Translation:School finishes before noon on Saturday.
"Il sabato" means every Saturday. "Sabato" means this Saturday. It applies to every day of the week.
Days of the week in Italian as in Spanish, you normally have to use the article.
No Amanda. The sentence is correct. I was just addressing the fact that in the Italian language the articles are very important and they are used in a way that the English language does not do.
I had understood that "Lavoro sabato" means "I am working on Saturday" that is, on one occasion, and that "Lavoro il sabato" means "I work on Saturdays" that is every or frequent Saturdays. Is this correct?
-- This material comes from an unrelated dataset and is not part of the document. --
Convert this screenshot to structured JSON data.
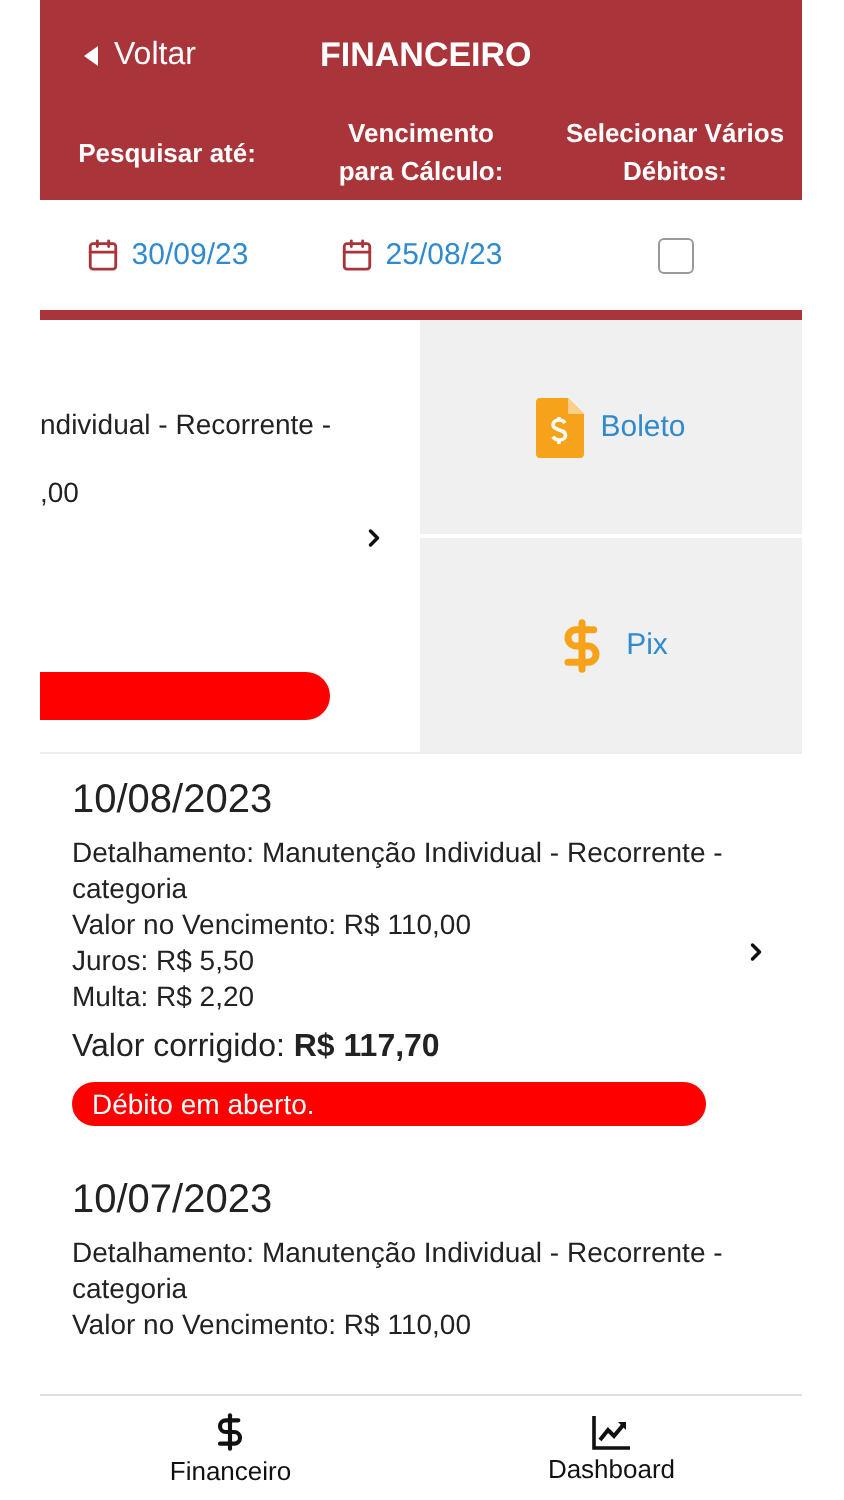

If so, why is the translation for this question not "before noon on Saturdays?" and the given translation "on Saturday" is incorrect.
Is it natural in english that we use different disposition something like "School finishes before Saturday noon".
I wrote "School finishes before Saturday noon" and got it marked as wrong.
Also gave "School finishes before Saturday noon" and was also marked wrong :(
You would probably be understood, but unfortunately it doesn't sound natural. Duolingo is correct here :)
Actually it's very common in Italy. So when you'll raise your kids in Udine one day you will need to understand this sentence!
(American English speaker) One reason could be, it's before noon, not before Saturday.
Why is "class" wrong instead of "school"? We attend to classes not to the school building itsef